AT Interview: John Teall of Flux Interiors
Back in August, we reposted a piece on director Roland Emmerich’s London home; we were so taken with its designer John Teall that we thought we would ask him a few questions about his philosophy and his firm, Flux Interiors…
Q: In the Emmerich house, art seems to command the space as much as furniture placement and decor – more so in places. How do you see the role of art in interior design? Do you draw a line between the two? Was this project more of a one-off, or is this a direction (that of specifically commissioning pieces for an environment) you would like to head in in the future?
A: I tend to avoid the art word, in any context. I’m a fan of creative thought that takes me to places I haven’t been, I think anything has the potential to do that though, furniture, painting,books, films, architecture, sculpture whatever it just depends how good the guide is and if they’ve made it interesting or not. I make no distinction between fields, inspiration comes from everywhere and anywhere. In terms of what that produces, it’s really down to other people how they classify that. For me, I try and avoid getting into the classification process as that can become really restrictive. Take the Louis XIV beheading chair for example (a Louis XVI chair, with a painting of the beheading of Louis XVI), it’s an antique, a painting, its politics, its humour – at the end of the day its a chair that you like… or you don’t. Thats all.

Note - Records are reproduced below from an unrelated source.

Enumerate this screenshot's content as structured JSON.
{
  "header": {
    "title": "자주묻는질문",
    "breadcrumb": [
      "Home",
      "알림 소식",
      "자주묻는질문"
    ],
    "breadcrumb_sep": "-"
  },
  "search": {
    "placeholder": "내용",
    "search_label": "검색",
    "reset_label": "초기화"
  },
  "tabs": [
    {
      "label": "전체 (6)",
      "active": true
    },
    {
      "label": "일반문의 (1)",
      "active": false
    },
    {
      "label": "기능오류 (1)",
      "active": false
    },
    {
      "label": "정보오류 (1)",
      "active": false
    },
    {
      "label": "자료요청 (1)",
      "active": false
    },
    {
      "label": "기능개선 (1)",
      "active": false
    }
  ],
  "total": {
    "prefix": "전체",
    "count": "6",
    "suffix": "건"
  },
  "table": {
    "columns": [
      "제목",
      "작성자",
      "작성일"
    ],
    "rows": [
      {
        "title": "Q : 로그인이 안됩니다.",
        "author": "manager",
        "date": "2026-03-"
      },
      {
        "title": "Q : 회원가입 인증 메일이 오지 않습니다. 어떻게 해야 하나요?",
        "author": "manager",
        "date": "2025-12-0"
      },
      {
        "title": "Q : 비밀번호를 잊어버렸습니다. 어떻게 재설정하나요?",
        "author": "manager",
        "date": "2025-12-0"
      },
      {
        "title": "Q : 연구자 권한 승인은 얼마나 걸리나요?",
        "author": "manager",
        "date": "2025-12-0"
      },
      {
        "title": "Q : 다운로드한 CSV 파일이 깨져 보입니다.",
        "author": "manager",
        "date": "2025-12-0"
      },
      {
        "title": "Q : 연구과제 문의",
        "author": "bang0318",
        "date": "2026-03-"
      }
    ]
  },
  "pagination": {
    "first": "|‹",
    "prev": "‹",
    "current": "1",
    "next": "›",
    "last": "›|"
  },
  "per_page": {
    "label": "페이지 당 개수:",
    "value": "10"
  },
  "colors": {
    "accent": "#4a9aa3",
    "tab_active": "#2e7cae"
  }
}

Q: Some of the shots in your portfolio, the Ahmadinejad room for example, read almost as installations disguised as rooms. The blanket made from army briefs, the stack of military-themed pornography – do you have a background in art traditionally relegated to galleries?
A: Again I’m nervous of what a background in art means, but yes probably. What I like, and have done tends to be focused around creative thought. I have been involved with gallery based work, but also with film, photography, theatre, poetry, sculpture, architecture, written word, I have an interest in anything where you get to play with ideas. What appeals to me about interiors though is that they allow such a freedom to mix all this. A room can be a gallery, a stage, a stone to sculpt, a story to tell, I like that there’s no restriction.
Q: How long have you been the principal of Flux? What brought you to starting your own firm, and where would you like to take it?
A: I started Flux just over 4 years ago. It felt the natural thing to do to start up by myself, it’s been great as it allows me to keep full creative freedom. There’s many directions I’m currently working in, and would like to in the future: we have 2 gallery based projects I’m working on, a book, 3 apartments and a house, 5 new furniture pieces, including a table which I’m hoping to release as a single.
Q: As a decorator, Mr. Emmerich seems like a dream client; someone with a sense of humor and a willingness to take risks. Who would you love to work for? What projects are you dying to see actualized?
A: Who would I like to work for? Hmmm, maybe God, I recently did out a house as the Garden of Eden for a party, and you know he had some great ideas, I think we could do some interesting work together. Projects I’m dying to see actualised, is always pretty much whatever I’m working on – today I’m off to see the progress on a bedroom I’m doing with a wallpaper of flocked penis’ and a shoe cabinet inspired by er…. shoes.